**Dataset rows for apps and sites**
*** Block opens ***

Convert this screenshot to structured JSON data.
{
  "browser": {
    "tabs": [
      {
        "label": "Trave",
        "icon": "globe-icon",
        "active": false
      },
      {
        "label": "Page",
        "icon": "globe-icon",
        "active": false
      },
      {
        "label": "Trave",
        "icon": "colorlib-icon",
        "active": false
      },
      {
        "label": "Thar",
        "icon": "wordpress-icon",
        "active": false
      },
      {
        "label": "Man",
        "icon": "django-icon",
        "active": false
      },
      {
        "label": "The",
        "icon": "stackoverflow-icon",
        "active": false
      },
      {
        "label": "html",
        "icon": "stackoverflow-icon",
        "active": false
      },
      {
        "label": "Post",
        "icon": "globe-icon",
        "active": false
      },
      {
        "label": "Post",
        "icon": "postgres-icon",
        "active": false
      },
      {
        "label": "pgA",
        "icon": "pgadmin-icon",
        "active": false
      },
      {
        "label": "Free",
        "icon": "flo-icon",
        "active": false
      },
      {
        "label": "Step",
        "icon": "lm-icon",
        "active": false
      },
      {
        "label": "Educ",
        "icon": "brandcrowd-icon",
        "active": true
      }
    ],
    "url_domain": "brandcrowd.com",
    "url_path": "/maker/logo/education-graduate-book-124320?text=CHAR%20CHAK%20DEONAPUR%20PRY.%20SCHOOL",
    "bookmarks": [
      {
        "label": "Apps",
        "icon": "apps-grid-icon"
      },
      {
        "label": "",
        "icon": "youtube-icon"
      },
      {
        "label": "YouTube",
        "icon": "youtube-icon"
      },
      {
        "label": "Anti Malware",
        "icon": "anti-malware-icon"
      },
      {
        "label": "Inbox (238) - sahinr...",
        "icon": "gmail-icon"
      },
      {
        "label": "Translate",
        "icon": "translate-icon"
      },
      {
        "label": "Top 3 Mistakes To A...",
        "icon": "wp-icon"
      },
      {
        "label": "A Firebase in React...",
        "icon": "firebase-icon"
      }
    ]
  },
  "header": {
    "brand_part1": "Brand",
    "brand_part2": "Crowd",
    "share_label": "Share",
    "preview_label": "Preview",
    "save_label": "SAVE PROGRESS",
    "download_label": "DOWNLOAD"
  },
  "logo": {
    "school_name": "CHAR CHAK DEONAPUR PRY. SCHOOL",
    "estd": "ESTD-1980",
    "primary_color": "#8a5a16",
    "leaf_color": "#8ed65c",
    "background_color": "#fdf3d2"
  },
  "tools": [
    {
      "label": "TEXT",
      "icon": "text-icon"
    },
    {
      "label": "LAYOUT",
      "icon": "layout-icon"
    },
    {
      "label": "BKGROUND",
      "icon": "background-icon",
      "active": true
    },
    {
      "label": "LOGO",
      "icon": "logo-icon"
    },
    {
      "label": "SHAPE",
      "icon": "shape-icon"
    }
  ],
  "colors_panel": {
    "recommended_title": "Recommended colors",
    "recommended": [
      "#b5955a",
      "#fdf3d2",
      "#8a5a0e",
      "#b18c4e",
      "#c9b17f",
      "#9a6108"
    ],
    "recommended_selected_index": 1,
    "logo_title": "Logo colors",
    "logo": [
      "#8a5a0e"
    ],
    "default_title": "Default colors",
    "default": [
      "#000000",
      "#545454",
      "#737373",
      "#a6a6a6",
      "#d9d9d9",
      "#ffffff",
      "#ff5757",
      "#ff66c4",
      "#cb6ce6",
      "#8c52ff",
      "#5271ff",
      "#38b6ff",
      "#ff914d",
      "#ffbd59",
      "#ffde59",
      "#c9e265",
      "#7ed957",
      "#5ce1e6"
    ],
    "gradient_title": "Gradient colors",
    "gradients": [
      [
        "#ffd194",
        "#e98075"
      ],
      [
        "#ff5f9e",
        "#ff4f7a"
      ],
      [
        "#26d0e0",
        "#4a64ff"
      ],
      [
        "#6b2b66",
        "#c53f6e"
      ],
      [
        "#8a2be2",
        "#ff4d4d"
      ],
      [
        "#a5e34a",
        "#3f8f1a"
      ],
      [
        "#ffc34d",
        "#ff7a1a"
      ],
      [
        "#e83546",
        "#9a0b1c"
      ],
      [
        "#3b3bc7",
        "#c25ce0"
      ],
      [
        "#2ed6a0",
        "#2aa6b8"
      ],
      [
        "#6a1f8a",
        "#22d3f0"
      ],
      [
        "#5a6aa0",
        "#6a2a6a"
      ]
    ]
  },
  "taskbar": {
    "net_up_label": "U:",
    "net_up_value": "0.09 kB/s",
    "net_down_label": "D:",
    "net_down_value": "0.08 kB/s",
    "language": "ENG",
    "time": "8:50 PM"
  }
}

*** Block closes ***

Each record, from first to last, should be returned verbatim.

Convert this screenshot to structured JSON data.
{
  "browser": {
    "tabs": [
      {
        "label": "Trave",
        "icon": "globe-icon",
        "active": false
      },
      {
        "label": "Page",
        "icon": "globe-icon",
        "active": false
      },
      {
        "label": "Trave",
        "icon": "colorlib-icon",
        "active": false
      },
      {
        "label": "Thar",
        "icon": "wordpress-icon",
        "active": false
      },
      {
        "label": "Man",
        "icon": "django-icon",
        "active": false
      },
      {
        "label": "The",
        "icon": "stackoverflow-icon",
        "active": false
      },
      {
        "label": "html",
        "icon": "stackoverflow-icon",
        "active": false
      },
      {
        "label": "Post",
        "icon": "globe-icon",
        "active": false
      },
      {
        "label": "Post",
        "icon": "postgres-icon",
        "active": false
      },
      {
        "label": "pgA",
        "icon": "pgadmin-icon",
        "active": false
      },
      {
        "label": "Free",
        "icon": "flo-icon",
        "active": false
      },
      {
        "label": "Step",
        "icon": "lm-icon",
        "active": false
      },
      {
        "label": "Educ",
        "icon": "brandcrowd-icon",
        "active": true
      }
    ],
    "url_domain": "brandcrowd.com",
    "url_path": "/maker/logo/education-graduate-book-124320?text=CHAR%20CHAK%20DEONAPUR%20PRY.%20SCHOOL",
    "bookmarks": [
      {
        "label": "Apps",
        "icon": "apps-grid-icon"
      },
      {
        "label": "",
        "icon": "youtube-icon"
      },
      {
        "label": "YouTube",
        "icon": "youtube-icon"
      },
      {
        "label": "Anti Malware",
        "icon": "anti-malware-icon"
      },
      {
        "label": "Inbox (238) - sahinr...",
        "icon": "gmail-icon"
      },
      {
        "label": "Translate",
        "icon": "translate-icon"
      },
      {
        "label": "Top 3 Mistakes To A...",
        "icon": "wp-icon"
      },
      {
        "label": "A Firebase in React...",
        "icon": "firebase-icon"
      }
    ]
  },
  "header": {
    "brand_part1": "Brand",
    "brand_part2": "Crowd",
    "share_label": "Share",
    "preview_label": "Preview",
    "save_label": "SAVE PROGRESS",
    "download_label": "DOWNLOAD"
  },
  "logo": {
    "school_name": "CHAR CHAK DEONAPUR PRY. SCHOOL",
    "estd": "ESTD-1980",
    "primary_color": "#8a5a16",
    "leaf_color": "#8ed65c",
    "background_color": "#fdf3d2"
  },
  "tools": [
    {
      "label": "TEXT",
      "icon": "text-icon"
    },
    {
      "label": "LAYOUT",
      "icon": "layout-icon"
    },
    {
      "label": "BKGROUND",
      "icon": "background-icon",
      "active": true
    },
    {
      "label": "LOGO",
      "icon": "logo-icon"
    },
    {
      "label": "SHAPE",
      "icon": "shape-icon"
    }
  ],
  "colors_panel": {
    "recommended_title": "Recommended colors",
    "recommended": [
      "#b5955a",
      "#fdf3d2",
      "#8a5a0e",
      "#b18c4e",
      "#c9b17f",
      "#9a6108"
    ],
    "recommended_selected_index": 1,
    "logo_title": "Logo colors",
    "logo": [
      "#8a5a0e"
    ],
    "default_title": "Default colors",
    "default": [
      "#000000",
      "#545454",
      "#737373",
      "#a6a6a6",
      "#d9d9d9",
      "#ffffff",
      "#ff5757",
      "#ff66c4",
      "#cb6ce6",
      "#8c52ff",
      "#5271ff",
      "#38b6ff",
      "#ff914d",
      "#ffbd59",
      "#ffde59",
      "#c9e265",
      "#7ed957",
      "#5ce1e6"
    ],
    "gradient_title": "Gradient colors",
    "gradients": [
      [
        "#ffd194",
        "#e98075"
      ],
      [
        "#ff5f9e",
        "#ff4f7a"
      ],
      [
        "#26d0e0",
        "#4a64ff"
      ],
      [
        "#6b2b66",
        "#c53f6e"
      ],
      [
        "#8a2be2",
        "#ff4d4d"
      ],
      [
        "#a5e34a",
        "#3f8f1a"
      ],
      [
        "#ffc34d",
        "#ff7a1a"
      ],
      [
        "#e83546",
        "#9a0b1c"
      ],
      [
        "#3b3bc7",
        "#c25ce0"
      ],
      [
        "#2ed6a0",
        "#2aa6b8"
      ],
      [
        "#6a1f8a",
        "#22d3f0"
      ],
      [
        "#5a6aa0",
        "#6a2a6a"
      ]
    ]
  },
  "taskbar": {
    "net_up_label": "U:",
    "net_up_value": "0.09 kB/s",
    "net_down_label": "D:",
    "net_down_value": "0.08 kB/s",
    "language": "ENG",
    "time": "8:50 PM"
  }
}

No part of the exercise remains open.